Task prompt → Output the listing below in full, exactly as written.
▼
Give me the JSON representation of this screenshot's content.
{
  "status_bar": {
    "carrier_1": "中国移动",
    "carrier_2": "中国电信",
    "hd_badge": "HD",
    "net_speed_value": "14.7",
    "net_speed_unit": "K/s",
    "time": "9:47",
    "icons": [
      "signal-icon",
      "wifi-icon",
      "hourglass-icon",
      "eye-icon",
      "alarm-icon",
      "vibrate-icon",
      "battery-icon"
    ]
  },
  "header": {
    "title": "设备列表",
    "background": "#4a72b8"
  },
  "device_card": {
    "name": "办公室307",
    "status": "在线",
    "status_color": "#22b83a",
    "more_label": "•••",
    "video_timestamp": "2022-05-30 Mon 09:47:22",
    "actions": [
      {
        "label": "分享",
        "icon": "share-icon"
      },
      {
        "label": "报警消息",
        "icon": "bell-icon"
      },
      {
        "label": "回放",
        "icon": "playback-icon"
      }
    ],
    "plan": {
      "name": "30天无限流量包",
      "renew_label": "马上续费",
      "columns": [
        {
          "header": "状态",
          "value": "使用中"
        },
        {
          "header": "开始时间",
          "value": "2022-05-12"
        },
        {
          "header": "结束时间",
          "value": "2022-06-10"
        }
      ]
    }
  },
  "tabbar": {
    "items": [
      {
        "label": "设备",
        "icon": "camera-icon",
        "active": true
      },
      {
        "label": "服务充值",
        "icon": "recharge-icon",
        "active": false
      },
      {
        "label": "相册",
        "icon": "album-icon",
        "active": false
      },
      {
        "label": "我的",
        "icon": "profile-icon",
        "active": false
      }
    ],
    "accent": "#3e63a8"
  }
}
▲
Task solution →
Give me the JSON representation of this screenshot's content.
{
  "status_bar": {
    "carrier_1": "中国移动",
    "carrier_2": "中国电信",
    "hd_badge": "HD",
    "net_speed_value": "14.7",
    "net_speed_unit": "K/s",
    "time": "9:47",
    "icons": [
      "signal-icon",
      "wifi-icon",
      "hourglass-icon",
      "eye-icon",
      "alarm-icon",
      "vibrate-icon",
      "battery-icon"
    ]
  },
  "header": {
    "title": "设备列表",
    "background": "#4a72b8"
  },
  "device_card": {
    "name": "办公室307",
    "status": "在线",
    "status_color": "#22b83a",
    "more_label": "•••",
    "video_timestamp": "2022-05-30 Mon 09:47:22",
    "actions": [
      {
        "label": "分享",
        "icon": "share-icon"
      },
      {
        "label": "报警消息",
        "icon": "bell-icon"
      },
      {
        "label": "回放",
        "icon": "playback-icon"
      }
    ],
    "plan": {
      "name": "30天无限流量包",
      "renew_label": "马上续费",
      "columns": [
        {
          "header": "状态",
          "value": "使用中"
        },
        {
          "header": "开始时间",
          "value": "2022-05-12"
        },
        {
          "header": "结束时间",
          "value": "2022-06-10"
        }
      ]
    }
  },
  "tabbar": {
    "items": [
      {
        "label": "设备",
        "icon": "camera-icon",
        "active": true
      },
      {
        "label": "服务充值",
        "icon": "recharge-icon",
        "active": false
      },
      {
        "label": "相册",
        "icon": "album-icon",
        "active": false
      },
      {
        "label": "我的",
        "icon": "profile-icon",
        "active": false
      }
    ],
    "accent": "#3e63a8"
  }
}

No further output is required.